_Task to carry out_.
Output every record below exactly as it appears.

_Component data from apps and pages_.
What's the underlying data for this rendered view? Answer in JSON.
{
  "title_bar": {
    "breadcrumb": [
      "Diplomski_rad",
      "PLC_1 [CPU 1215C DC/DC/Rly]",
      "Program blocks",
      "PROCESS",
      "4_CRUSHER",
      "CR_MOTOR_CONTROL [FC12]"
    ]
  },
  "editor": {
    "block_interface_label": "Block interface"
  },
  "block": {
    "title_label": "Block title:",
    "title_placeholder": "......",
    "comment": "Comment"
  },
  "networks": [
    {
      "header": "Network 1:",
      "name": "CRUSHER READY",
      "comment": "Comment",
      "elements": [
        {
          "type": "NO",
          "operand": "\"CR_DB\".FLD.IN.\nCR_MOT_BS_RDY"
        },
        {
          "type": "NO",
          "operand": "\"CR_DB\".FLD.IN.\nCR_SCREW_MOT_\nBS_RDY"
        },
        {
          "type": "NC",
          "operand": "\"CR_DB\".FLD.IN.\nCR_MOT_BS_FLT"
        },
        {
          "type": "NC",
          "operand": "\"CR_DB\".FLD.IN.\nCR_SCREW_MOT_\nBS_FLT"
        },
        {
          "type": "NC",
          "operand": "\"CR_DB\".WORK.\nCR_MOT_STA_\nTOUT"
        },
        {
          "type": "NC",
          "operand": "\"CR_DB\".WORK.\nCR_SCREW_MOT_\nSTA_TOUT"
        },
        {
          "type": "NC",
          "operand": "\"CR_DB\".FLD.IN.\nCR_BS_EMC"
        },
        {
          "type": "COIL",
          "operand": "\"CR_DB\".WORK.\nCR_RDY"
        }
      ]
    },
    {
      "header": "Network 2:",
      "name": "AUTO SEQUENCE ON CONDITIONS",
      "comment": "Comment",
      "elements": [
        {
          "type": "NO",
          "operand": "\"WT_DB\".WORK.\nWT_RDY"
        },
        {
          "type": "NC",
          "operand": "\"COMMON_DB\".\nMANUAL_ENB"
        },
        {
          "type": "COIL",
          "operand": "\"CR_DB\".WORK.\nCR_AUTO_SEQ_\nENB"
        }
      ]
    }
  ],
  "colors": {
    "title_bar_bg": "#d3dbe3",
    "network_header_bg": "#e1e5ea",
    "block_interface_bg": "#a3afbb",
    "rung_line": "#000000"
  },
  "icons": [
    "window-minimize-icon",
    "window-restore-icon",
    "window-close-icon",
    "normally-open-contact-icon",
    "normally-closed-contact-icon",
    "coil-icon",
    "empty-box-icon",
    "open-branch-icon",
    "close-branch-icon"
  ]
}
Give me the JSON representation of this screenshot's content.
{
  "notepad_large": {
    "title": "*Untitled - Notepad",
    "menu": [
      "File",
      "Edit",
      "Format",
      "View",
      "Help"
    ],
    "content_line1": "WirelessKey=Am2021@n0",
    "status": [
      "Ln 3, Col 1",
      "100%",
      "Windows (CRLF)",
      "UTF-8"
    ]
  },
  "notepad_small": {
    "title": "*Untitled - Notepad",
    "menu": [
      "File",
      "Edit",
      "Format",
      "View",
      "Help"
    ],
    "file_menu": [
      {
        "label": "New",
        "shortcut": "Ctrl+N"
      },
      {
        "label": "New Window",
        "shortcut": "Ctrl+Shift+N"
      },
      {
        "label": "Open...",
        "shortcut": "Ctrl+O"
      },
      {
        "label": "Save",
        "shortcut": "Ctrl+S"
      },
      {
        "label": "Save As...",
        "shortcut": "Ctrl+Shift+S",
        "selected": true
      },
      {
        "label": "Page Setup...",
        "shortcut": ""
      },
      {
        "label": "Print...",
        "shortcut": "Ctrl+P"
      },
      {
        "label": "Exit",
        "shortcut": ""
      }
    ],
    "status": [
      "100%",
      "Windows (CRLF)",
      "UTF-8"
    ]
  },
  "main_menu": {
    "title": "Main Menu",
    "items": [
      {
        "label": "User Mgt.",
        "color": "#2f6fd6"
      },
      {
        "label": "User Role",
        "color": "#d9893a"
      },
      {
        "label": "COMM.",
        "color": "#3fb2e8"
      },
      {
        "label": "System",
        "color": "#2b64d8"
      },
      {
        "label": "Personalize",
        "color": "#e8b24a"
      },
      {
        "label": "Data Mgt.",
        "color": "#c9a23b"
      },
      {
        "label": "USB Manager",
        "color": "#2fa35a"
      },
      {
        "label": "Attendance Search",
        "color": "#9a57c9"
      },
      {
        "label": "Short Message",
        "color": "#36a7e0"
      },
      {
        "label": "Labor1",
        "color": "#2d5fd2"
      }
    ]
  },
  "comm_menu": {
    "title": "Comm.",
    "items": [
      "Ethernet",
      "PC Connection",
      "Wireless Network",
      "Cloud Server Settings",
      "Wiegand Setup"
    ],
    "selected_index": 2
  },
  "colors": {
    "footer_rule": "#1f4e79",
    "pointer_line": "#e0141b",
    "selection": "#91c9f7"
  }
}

_Worked solution_.
What's the underlying data for this rendered view? Answer in JSON.
{
  "title_bar": {
    "breadcrumb": [
      "Diplomski_rad",
      "PLC_1 [CPU 1215C DC/DC/Rly]",
      "Program blocks",
      "PROCESS",
      "4_CRUSHER",
      "CR_MOTOR_CONTROL [FC12]"
    ]
  },
  "editor": {
    "block_interface_label": "Block interface"
  },
  "block": {
    "title_label": "Block title:",
    "title_placeholder": "......",
    "comment": "Comment"
  },
  "networks": [
    {
      "header": "Network 1:",
      "name": "CRUSHER READY",
      "comment": "Comment",
      "elements": [
        {
          "type": "NO",
          "operand": "\"CR_DB\".FLD.IN.\nCR_MOT_BS_RDY"
        },
        {
          "type": "NO",
          "operand": "\"CR_DB\".FLD.IN.\nCR_SCREW_MOT_\nBS_RDY"
        },
        {
          "type": "NC",
          "operand": "\"CR_DB\".FLD.IN.\nCR_MOT_BS_FLT"
        },
        {
          "type": "NC",
          "operand": "\"CR_DB\".FLD.IN.\nCR_SCREW_MOT_\nBS_FLT"
        },
        {
          "type": "NC",
          "operand": "\"CR_DB\".WORK.\nCR_MOT_STA_\nTOUT"
        },
        {
          "type": "NC",
          "operand": "\"CR_DB\".WORK.\nCR_SCREW_MOT_\nSTA_TOUT"
        },
        {
          "type": "NC",
          "operand": "\"CR_DB\".FLD.IN.\nCR_BS_EMC"
        },
        {
          "type": "COIL",
          "operand": "\"CR_DB\".WORK.\nCR_RDY"
        }
      ]
    },
    {
      "header": "Network 2:",
      "name": "AUTO SEQUENCE ON CONDITIONS",
      "comment": "Comment",
      "elements": [
        {
          "type": "NO",
          "operand": "\"WT_DB\".WORK.\nWT_RDY"
        },
        {
          "type": "NC",
          "operand": "\"COMMON_DB\".\nMANUAL_ENB"
        },
        {
          "type": "COIL",
          "operand": "\"CR_DB\".WORK.\nCR_AUTO_SEQ_\nENB"
        }
      ]
    }
  ],
  "colors": {
    "title_bar_bg": "#d3dbe3",
    "network_header_bg": "#e1e5ea",
    "block_interface_bg": "#a3afbb",
    "rung_line": "#000000"
  },
  "icons": [
    "window-minimize-icon",
    "window-restore-icon",
    "window-close-icon",
    "normally-open-contact-icon",
    "normally-closed-contact-icon",
    "coil-icon",
    "empty-box-icon",
    "open-branch-icon",
    "close-branch-icon"
  ]
}
Give me the JSON representation of this screenshot's content.
{
  "notepad_large": {
    "title": "*Untitled - Notepad",
    "menu": [
      "File",
      "Edit",
      "Format",
      "View",
      "Help"
    ],
    "content_line1": "WirelessKey=Am2021@n0",
    "status": [
      "Ln 3, Col 1",
      "100%",
      "Windows (CRLF)",
      "UTF-8"
    ]
  },
  "notepad_small": {
    "title": "*Untitled - Notepad",
    "menu": [
      "File",
      "Edit",
      "Format",
      "View",
      "Help"
    ],
    "file_menu": [
      {
        "label": "New",
        "shortcut": "Ctrl+N"
      },
      {
        "label": "New Window",
        "shortcut": "Ctrl+Shift+N"
      },
      {
        "label": "Open...",
        "shortcut": "Ctrl+O"
      },
      {
        "label": "Save",
        "shortcut": "Ctrl+S"
      },
      {
        "label": "Save As...",
        "shortcut": "Ctrl+Shift+S",
        "selected": true
      },
      {
        "label": "Page Setup...",
        "shortcut": ""
      },
      {
        "label": "Print...",
        "shortcut": "Ctrl+P"
      },
      {
        "label": "Exit",
        "shortcut": ""
      }
    ],
    "status": [
      "100%",
      "Windows (CRLF)",
      "UTF-8"
    ]
  },
  "main_menu": {
    "title": "Main Menu",
    "items": [
      {
        "label": "User Mgt.",
        "color": "#2f6fd6"
      },
      {
        "label": "User Role",
        "color": "#d9893a"
      },
      {
        "label": "COMM.",
        "color": "#3fb2e8"
      },
      {
        "label": "System",
        "color": "#2b64d8"
      },
      {
        "label": "Personalize",
        "color": "#e8b24a"
      },
      {
        "label": "Data Mgt.",
        "color": "#c9a23b"
      },
      {
        "label": "USB Manager",
        "color": "#2fa35a"
      },
      {
        "label": "Attendance Search",
        "color": "#9a57c9"
      },
      {
        "label": "Short Message",
        "color": "#36a7e0"
      },
      {
        "label": "Labor1",
        "color": "#2d5fd2"
      }
    ]
  },
  "comm_menu": {
    "title": "Comm.",
    "items": [
      "Ethernet",
      "PC Connection",
      "Wireless Network",
      "Cloud Server Settings",
      "Wiegand Setup"
    ],
    "selected_index": 2
  },
  "colors": {
    "footer_rule": "#1f4e79",
    "pointer_line": "#e0141b",
    "selection": "#91c9f7"
  }
}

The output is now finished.